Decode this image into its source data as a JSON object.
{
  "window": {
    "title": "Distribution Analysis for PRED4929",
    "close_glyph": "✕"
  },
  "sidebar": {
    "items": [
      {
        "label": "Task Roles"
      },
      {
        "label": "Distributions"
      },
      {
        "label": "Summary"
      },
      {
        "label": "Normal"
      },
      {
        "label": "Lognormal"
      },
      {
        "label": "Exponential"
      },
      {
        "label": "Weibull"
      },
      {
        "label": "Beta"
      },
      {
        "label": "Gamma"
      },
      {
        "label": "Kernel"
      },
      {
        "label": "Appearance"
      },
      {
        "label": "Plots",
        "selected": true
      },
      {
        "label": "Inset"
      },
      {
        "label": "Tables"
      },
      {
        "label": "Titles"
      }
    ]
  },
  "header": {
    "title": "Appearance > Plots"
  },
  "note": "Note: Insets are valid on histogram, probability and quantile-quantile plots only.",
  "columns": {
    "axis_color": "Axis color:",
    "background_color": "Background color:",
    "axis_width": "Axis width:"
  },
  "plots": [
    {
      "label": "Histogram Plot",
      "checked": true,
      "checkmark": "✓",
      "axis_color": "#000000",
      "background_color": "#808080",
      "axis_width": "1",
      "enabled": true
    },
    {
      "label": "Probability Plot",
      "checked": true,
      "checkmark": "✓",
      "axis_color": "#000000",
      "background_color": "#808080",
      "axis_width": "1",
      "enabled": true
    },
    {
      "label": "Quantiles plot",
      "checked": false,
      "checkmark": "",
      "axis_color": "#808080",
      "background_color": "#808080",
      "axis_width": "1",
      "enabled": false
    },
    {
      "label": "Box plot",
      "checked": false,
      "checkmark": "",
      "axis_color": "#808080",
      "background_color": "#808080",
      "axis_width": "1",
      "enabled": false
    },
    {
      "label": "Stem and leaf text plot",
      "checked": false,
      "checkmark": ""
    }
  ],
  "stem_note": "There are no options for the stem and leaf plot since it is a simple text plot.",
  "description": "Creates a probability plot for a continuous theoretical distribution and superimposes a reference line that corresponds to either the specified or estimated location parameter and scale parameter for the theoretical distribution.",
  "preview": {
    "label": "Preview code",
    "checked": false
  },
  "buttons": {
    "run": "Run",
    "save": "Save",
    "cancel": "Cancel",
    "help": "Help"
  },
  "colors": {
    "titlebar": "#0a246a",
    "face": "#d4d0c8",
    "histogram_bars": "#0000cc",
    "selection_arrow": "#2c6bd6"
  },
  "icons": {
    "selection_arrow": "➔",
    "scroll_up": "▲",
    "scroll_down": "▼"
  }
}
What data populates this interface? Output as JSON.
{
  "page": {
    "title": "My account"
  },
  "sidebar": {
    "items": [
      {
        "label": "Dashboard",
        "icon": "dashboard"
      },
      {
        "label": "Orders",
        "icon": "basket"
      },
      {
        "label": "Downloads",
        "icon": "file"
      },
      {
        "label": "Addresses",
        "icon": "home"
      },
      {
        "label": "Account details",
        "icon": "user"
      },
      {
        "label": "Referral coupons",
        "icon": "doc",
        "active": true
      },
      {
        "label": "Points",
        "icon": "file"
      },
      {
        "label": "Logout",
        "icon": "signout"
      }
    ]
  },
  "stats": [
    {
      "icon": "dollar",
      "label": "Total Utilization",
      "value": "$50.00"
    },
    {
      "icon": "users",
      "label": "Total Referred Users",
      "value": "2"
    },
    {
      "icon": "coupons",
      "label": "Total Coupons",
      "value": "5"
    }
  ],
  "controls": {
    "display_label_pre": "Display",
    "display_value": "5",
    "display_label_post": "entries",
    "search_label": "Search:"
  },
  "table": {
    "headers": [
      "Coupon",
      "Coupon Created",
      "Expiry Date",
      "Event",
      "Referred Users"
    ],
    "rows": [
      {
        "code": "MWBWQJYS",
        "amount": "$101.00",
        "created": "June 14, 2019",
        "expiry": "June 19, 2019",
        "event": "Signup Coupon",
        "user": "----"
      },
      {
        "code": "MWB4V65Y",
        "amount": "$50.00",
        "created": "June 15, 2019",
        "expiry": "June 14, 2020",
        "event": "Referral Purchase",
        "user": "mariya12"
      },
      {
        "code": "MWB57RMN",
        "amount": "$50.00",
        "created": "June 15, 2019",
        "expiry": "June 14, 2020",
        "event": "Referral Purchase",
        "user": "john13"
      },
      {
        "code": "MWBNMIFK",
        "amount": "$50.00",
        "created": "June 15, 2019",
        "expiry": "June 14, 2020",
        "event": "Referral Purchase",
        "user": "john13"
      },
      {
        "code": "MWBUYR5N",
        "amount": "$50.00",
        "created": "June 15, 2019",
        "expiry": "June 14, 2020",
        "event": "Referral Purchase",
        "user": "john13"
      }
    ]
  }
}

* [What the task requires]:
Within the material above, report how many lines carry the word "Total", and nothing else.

* [Exercise answer]:
3